Glashütte Original Spezialist SeaQ: Three To KnowWritten by Alvin Wong
The German brand's new tool watches go deep.
Spezimatic Type RP TS 200 (left), inspiration for the new Glashütte Original Spezialist SeaQ 1969 (right)
An influential torchbearer of modern German watchmaking, Glashütte Original is a brand whose history is inextricably tied to that of its country’s evolution. Among the events that impacted its conception is the division of Germany after World War II, which saw Eastern Germany held under Soviet rule and, under these terms, many German manufactures, across several industries, were consolidated under state-owned companies.
For Glashütte, the city’s watch brands were consolidated under one company – VEB (which means state-owned) Glashütte Uhrenbetriebe. It produced timepieces for distribution and sale in the Soviet Union from the 1950s till the noughties when Swatch Group bought the brand over. Read more about Glashütte’s watchmaking lineage HERE.
While Glashütte Original, as it is now known, has developed a modern reputation for high-end dress watches that reflect the austere stylings that German watchmakers tend to utilise, it switches thing up this year with a new tool watch-inspired collection. Aptly named Spezialist, the collection debuts with three models that, for now, fulfil a specialist divers’ niche.
Spezialist SeaQ 1969
The flagship model of the range is the Spezialist SeaQ 1969. Limited to 69 pieces, the watch is a faithful re-creation of the Spezimatic Type RP TS 200, a dive watch by Glashütte Uhrenbetriebe in 1969.
Glashütte Original knows how to produce a faithful homage, with the Spezialist SeaQ 1969 being everything you’d want in a re-edition. While the original measures a petite 36mm, the new SeaQ 1969 comes in a 39.5mm stainless steel case that not only aids legibility but is more suited to modern tastes.
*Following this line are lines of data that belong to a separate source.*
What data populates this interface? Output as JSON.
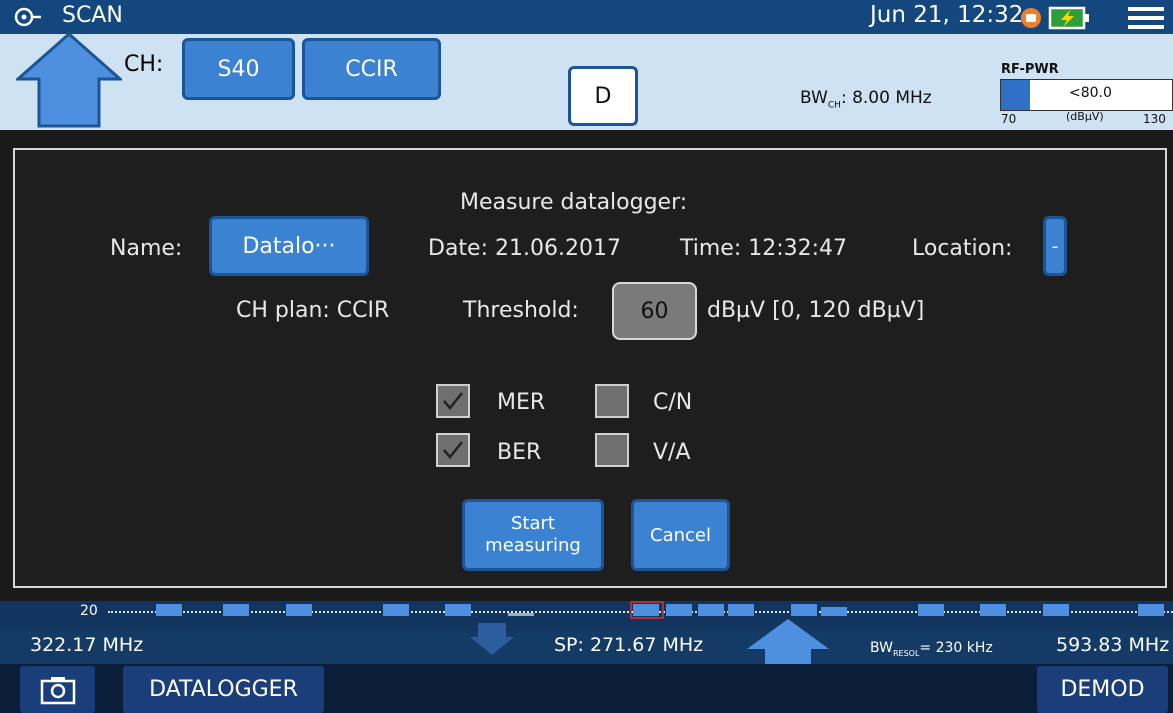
{
  "titlebar": {
    "title": "SCAN",
    "datetime": "Jun 21, 12:32",
    "icons": [
      "satellite-icon",
      "alarm-icon",
      "battery-charging-icon",
      "menu-icon"
    ]
  },
  "channel_bar": {
    "ch_label": "CH:",
    "channel": "S40",
    "plan": "CCIR",
    "mode": "D",
    "bw_label": "BW",
    "bw_sub": "CH",
    "bw_value": ": 8.00 MHz",
    "rf": {
      "title": "RF-PWR",
      "value": "<80.0",
      "unit": "(dBµV)",
      "min": "70",
      "max": "130",
      "level_fraction": 0.17
    }
  },
  "dialog": {
    "title": "Measure datalogger:",
    "name_label": "Name:",
    "name_value": "Datalo···",
    "date": "Date: 21.06.2017",
    "time": "Time: 12:32:47",
    "location_label": "Location:",
    "location_value": "-",
    "ch_plan": "CH plan: CCIR",
    "threshold_label": "Threshold:",
    "threshold_value": "60",
    "threshold_range": "dBµV [0, 120 dBµV]",
    "options": [
      {
        "label": "MER",
        "checked": true
      },
      {
        "label": "C/N",
        "checked": false
      },
      {
        "label": "BER",
        "checked": true
      },
      {
        "label": "V/A",
        "checked": false
      }
    ],
    "start_button": [
      "Start",
      "measuring"
    ],
    "cancel_button": "Cancel"
  },
  "spectrum": {
    "ref_level": "20",
    "start_freq": "322.17 MHz",
    "span": "SP: 271.67 MHz",
    "bw_resol_label": "BW",
    "bw_resol_sub": "RESOL",
    "bw_resol_value": "= 230 kHz",
    "end_freq": "593.83 MHz"
  },
  "bottom_bar": {
    "screenshot_icon": "screenshot-icon",
    "left_tab": "DATALOGGER",
    "right_tab": "DEMOD"
  },
  "colors": {
    "title_bar": "#13477e",
    "channel_bar": "#cfe2f4",
    "button_blue": "#3c82d2",
    "dialog_bg": "#1e1e1e"
  }
}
The black dial provides a neat canvas for large Arabic numerals coated in light brown Super-LumiNova, designed to evoke patinated lume. This is an interesting contrast to the green Super-LumiNova on the hands – a unique design choice of the original in 1969.
The text on the dial reads ‘25 rubis’ and ‘shockproof’ that is transplanted from the original. Fret not though, the words don’t reflect the watch’s actual movement, which is the modern self-winding Cal. 39-11 with 40-hour power reserve, and features swan-neck fine adjustment and Glashütte ribbing.
The standard version that is not limited, however, is the Spezialist SeaQ. While also retro-inspired, this model does not have the contrasting lume that is found on the SeaQ 1969. Instead, both hands and Arabic numerals are coated with the light brown ‘patinated’ lume. Another key difference is that this model substitutes the vintage lettering with the brand’s own font.
Both the Spezialist SeaQ 1969 and the SeaQ are available with a synthetic mesh or rubber strap option, the former being a great choice if true vintage is your look. The SeaQ however, is also available with a matching stainless steel bracelet option that upgrades the watch to a more modern-styled, sporty dive watch.
Functionally, both models are fitted with the same aforementioned Cal. 39-11 movement. The SeaQ and SeaQ 1969 are water-resistant to 200m and feature an engraved steel caseback with Glashütte Original’s logo and a trident, in front of 20 waves to reflect the water resistance of the watch.
SeaQ Panorama Date
This model incorporates Glashütte Original’s iconic oversized date, while maintaining the utilitarian function of the range, with just the tiniest dash of the vintage feel. Larger at 43.2mm, it is also available in two different colour executions – a luxurious galvanic blue dial with sunray finishing or black with the same sunray finishing.
Unlike the aforementioned SeaQs, the numerals and indices on the SeaQ Panorama Date are applied rather than printed, and filled with white Super-LumiNova for a very different look. The SeaQ Panorama Date is obvious in its modernity, but it still fits in thematically with the other SeaQ models; a commendable effort by the brand’s design team.
Both functionally and aesthetically, the biggest difference here is the inclusion of Glashütte Original’s Panorama Date display. This function upgrades the piece to one that’s perhaps more suited for the boardroom, rather than the bottom of the ocean. It also means that Glashütte Original has included its tremendous chronometer-certified Calibre 36 (or Cal. 36-13, specifically in this case) that boasts 100 hours of power reserve, amazing precision and superlative finishing.
The Glashüttian-style of finishing is one that’s world renowned and it makes sense that the brand would opt for a sapphire caseback for this model. That has not hampered its ability underwater, of course. The whole SeaQ range is built for roughhousing with several stringent checks put in place to ensure the watches can survive a beating and, even with a sapphire caseback, the Panorama Date promises a water resistance of 300m, even more than the other models.
Alvin promises not to be a douche when talking about watches. He may have scoured the Basel and Geneva watch fairs for the past 15 years, and played an instrumental role to the growth of Singapore's pioneering horological and men's lifestyle publications, but the intrepid scribe seeks to learn something new with each story he writes.